Look for the word "monitor" in the entries and copy each line where it appears.

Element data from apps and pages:
========================================================================
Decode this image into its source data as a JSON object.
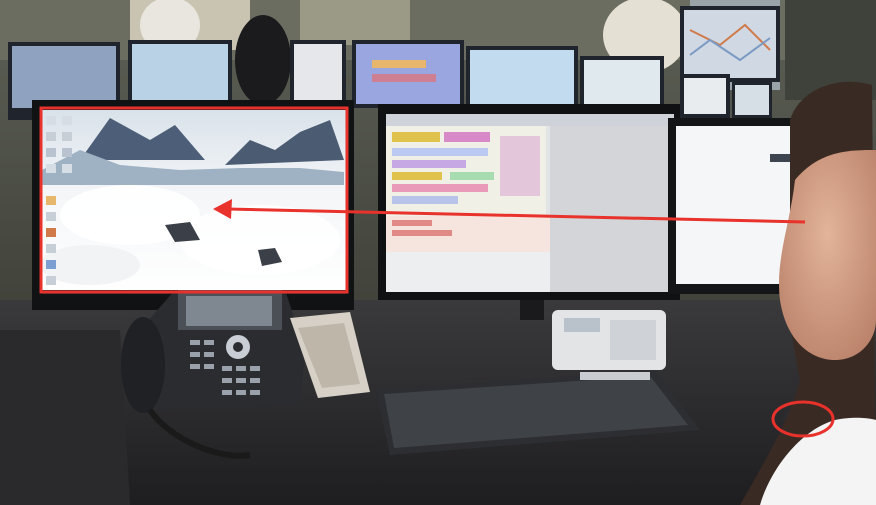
{
  "scene": {
    "annotation_color": "#e8322b",
    "elements": [
      "office-workstation",
      "left-monitor-desktop",
      "center-monitor-app",
      "right-monitor",
      "desk-phone",
      "phone-keypad",
      "keyboard",
      "computer-mouse",
      "operator-person"
    ],
    "annotations": [
      "highlight-rectangle-left-monitor",
      "arrow-from-person-to-monitor",
      "circle-around-mouse"
    ]
  }
}
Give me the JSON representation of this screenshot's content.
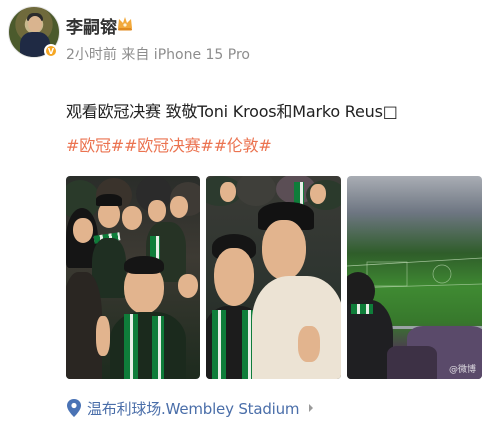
{
  "post": {
    "username": "李嗣镕",
    "meta": "2小时前  来自 iPhone 15 Pro",
    "content": "观看欧冠决赛 致敬Toni Kroos和Marko Reus□",
    "hashtags": "#欧冠##欧冠决赛##伦敦#",
    "watermark": "@微博",
    "location": "温布利球场.Wembley Stadium"
  },
  "icons": {
    "verified": "verified-badge-icon",
    "member": "crown-icon",
    "location": "location-pin-icon",
    "chevron": "chevron-right-icon"
  },
  "colors": {
    "hashtag": "#eb7350",
    "location": "#4a6ea9",
    "meta": "#8d8d8d",
    "verified": "#f5a623"
  }
}
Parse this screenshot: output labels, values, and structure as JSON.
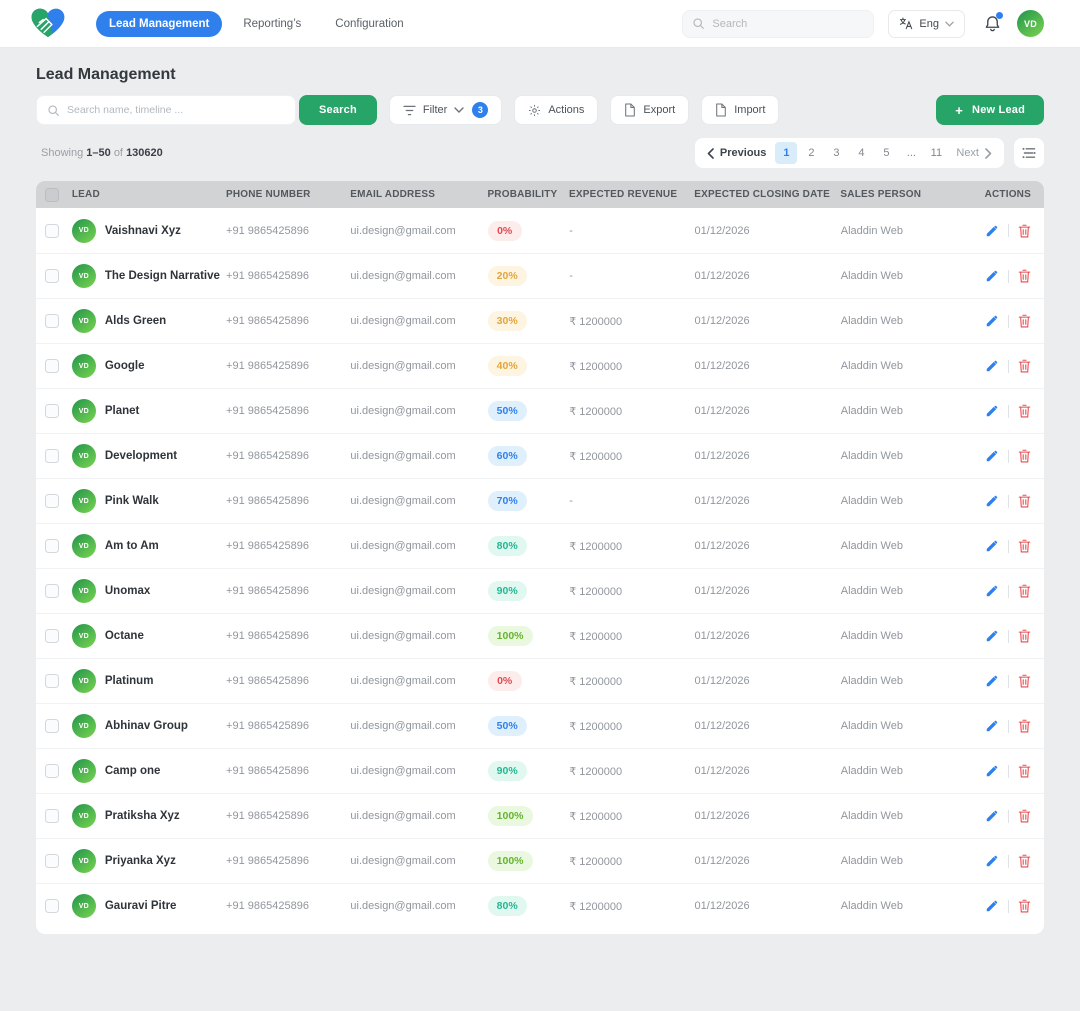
{
  "topbar": {
    "nav": [
      {
        "label": "Lead Management",
        "active": true
      },
      {
        "label": "Reporting’s",
        "active": false
      },
      {
        "label": "Configuration",
        "active": false
      }
    ],
    "search_placeholder": "Search",
    "language": "Eng",
    "avatar_initials": "VD"
  },
  "page": {
    "title": "Lead Management"
  },
  "toolbar": {
    "search_placeholder": "Search name, timeline ...",
    "search_label": "Search",
    "filter_label": "Filter",
    "filter_count": "3",
    "actions_label": "Actions",
    "export_label": "Export",
    "import_label": "Import",
    "new_lead_plus": "+",
    "new_lead_label": "New Lead"
  },
  "summary": {
    "showing_label": "Showing",
    "range": "1–50",
    "of_label": "of",
    "total": "130620"
  },
  "pagination": {
    "previous": "Previous",
    "pages": [
      "1",
      "2",
      "3",
      "4",
      "5",
      "...",
      "11"
    ],
    "active_page": "1",
    "next": "Next"
  },
  "table": {
    "headers": [
      "LEAD",
      "PHONE NUMBER",
      "EMAIL ADDRESS",
      "PROBABILITY",
      "EXPECTED REVENUE",
      "EXPECTED CLOSING DATE",
      "SALES PERSON",
      "ACTIONS"
    ],
    "rows": [
      {
        "initials": "VD",
        "name": "Vaishnavi Xyz",
        "phone": "+91 9865425896",
        "email": "ui.design@gmail.com",
        "probability": "0%",
        "level": "red",
        "revenue": "-",
        "closing_date": "01/12/2026",
        "sales_person": "Aladdin Web"
      },
      {
        "initials": "VD",
        "name": "The Design Narrative",
        "phone": "+91 9865425896",
        "email": "ui.design@gmail.com",
        "probability": "20%",
        "level": "yellow",
        "revenue": "-",
        "closing_date": "01/12/2026",
        "sales_person": "Aladdin Web"
      },
      {
        "initials": "VD",
        "name": "Alds Green",
        "phone": "+91 9865425896",
        "email": "ui.design@gmail.com",
        "probability": "30%",
        "level": "yellow",
        "revenue": "₹ 1200000",
        "closing_date": "01/12/2026",
        "sales_person": "Aladdin Web"
      },
      {
        "initials": "VD",
        "name": "Google",
        "phone": "+91 9865425896",
        "email": "ui.design@gmail.com",
        "probability": "40%",
        "level": "yellow",
        "revenue": "₹ 1200000",
        "closing_date": "01/12/2026",
        "sales_person": "Aladdin Web"
      },
      {
        "initials": "VD",
        "name": "Planet",
        "phone": "+91 9865425896",
        "email": "ui.design@gmail.com",
        "probability": "50%",
        "level": "blue",
        "revenue": "₹ 1200000",
        "closing_date": "01/12/2026",
        "sales_person": "Aladdin Web"
      },
      {
        "initials": "VD",
        "name": "Development",
        "phone": "+91 9865425896",
        "email": "ui.design@gmail.com",
        "probability": "60%",
        "level": "blue",
        "revenue": "₹ 1200000",
        "closing_date": "01/12/2026",
        "sales_person": "Aladdin Web"
      },
      {
        "initials": "VD",
        "name": "Pink Walk",
        "phone": "+91 9865425896",
        "email": "ui.design@gmail.com",
        "probability": "70%",
        "level": "blue",
        "revenue": "-",
        "closing_date": "01/12/2026",
        "sales_person": "Aladdin Web"
      },
      {
        "initials": "VD",
        "name": "Am to Am",
        "phone": "+91 9865425896",
        "email": "ui.design@gmail.com",
        "probability": "80%",
        "level": "teal",
        "revenue": "₹ 1200000",
        "closing_date": "01/12/2026",
        "sales_person": "Aladdin Web"
      },
      {
        "initials": "VD",
        "name": "Unomax",
        "phone": "+91 9865425896",
        "email": "ui.design@gmail.com",
        "probability": "90%",
        "level": "teal",
        "revenue": "₹ 1200000",
        "closing_date": "01/12/2026",
        "sales_person": "Aladdin Web"
      },
      {
        "initials": "VD",
        "name": "Octane",
        "phone": "+91 9865425896",
        "email": "ui.design@gmail.com",
        "probability": "100%",
        "level": "green",
        "revenue": "₹ 1200000",
        "closing_date": "01/12/2026",
        "sales_person": "Aladdin Web"
      },
      {
        "initials": "VD",
        "name": "Platinum",
        "phone": "+91 9865425896",
        "email": "ui.design@gmail.com",
        "probability": "0%",
        "level": "red",
        "revenue": "₹ 1200000",
        "closing_date": "01/12/2026",
        "sales_person": "Aladdin Web"
      },
      {
        "initials": "VD",
        "name": "Abhinav Group",
        "phone": "+91 9865425896",
        "email": "ui.design@gmail.com",
        "probability": "50%",
        "level": "blue",
        "revenue": "₹ 1200000",
        "closing_date": "01/12/2026",
        "sales_person": "Aladdin Web"
      },
      {
        "initials": "VD",
        "name": "Camp one",
        "phone": "+91 9865425896",
        "email": "ui.design@gmail.com",
        "probability": "90%",
        "level": "teal",
        "revenue": "₹ 1200000",
        "closing_date": "01/12/2026",
        "sales_person": "Aladdin Web"
      },
      {
        "initials": "VD",
        "name": "Pratiksha Xyz",
        "phone": "+91 9865425896",
        "email": "ui.design@gmail.com",
        "probability": "100%",
        "level": "green",
        "revenue": "₹ 1200000",
        "closing_date": "01/12/2026",
        "sales_person": "Aladdin Web"
      },
      {
        "initials": "VD",
        "name": "Priyanka Xyz",
        "phone": "+91 9865425896",
        "email": "ui.design@gmail.com",
        "probability": "100%",
        "level": "green",
        "revenue": "₹ 1200000",
        "closing_date": "01/12/2026",
        "sales_person": "Aladdin Web"
      },
      {
        "initials": "VD",
        "name": "Gauravi Pitre",
        "phone": "+91 9865425896",
        "email": "ui.design@gmail.com",
        "probability": "80%",
        "level": "teal",
        "revenue": "₹ 1200000",
        "closing_date": "01/12/2026",
        "sales_person": "Aladdin Web"
      }
    ]
  },
  "colors": {
    "accent_blue": "#2f80ed",
    "accent_green": "#27a468",
    "badge_red": "#e5484d",
    "badge_yellow": "#e3a63b",
    "badge_blue": "#2f80ed",
    "badge_teal": "#23b893",
    "badge_green": "#64b52e"
  }
}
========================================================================
_TASK ANSWER_
      "left-monitor-desktop",
      "center-monitor-app",
      "right-monitor",
      "highlight-rectangle-left-monitor",
      "arrow-from-person-to-monitor",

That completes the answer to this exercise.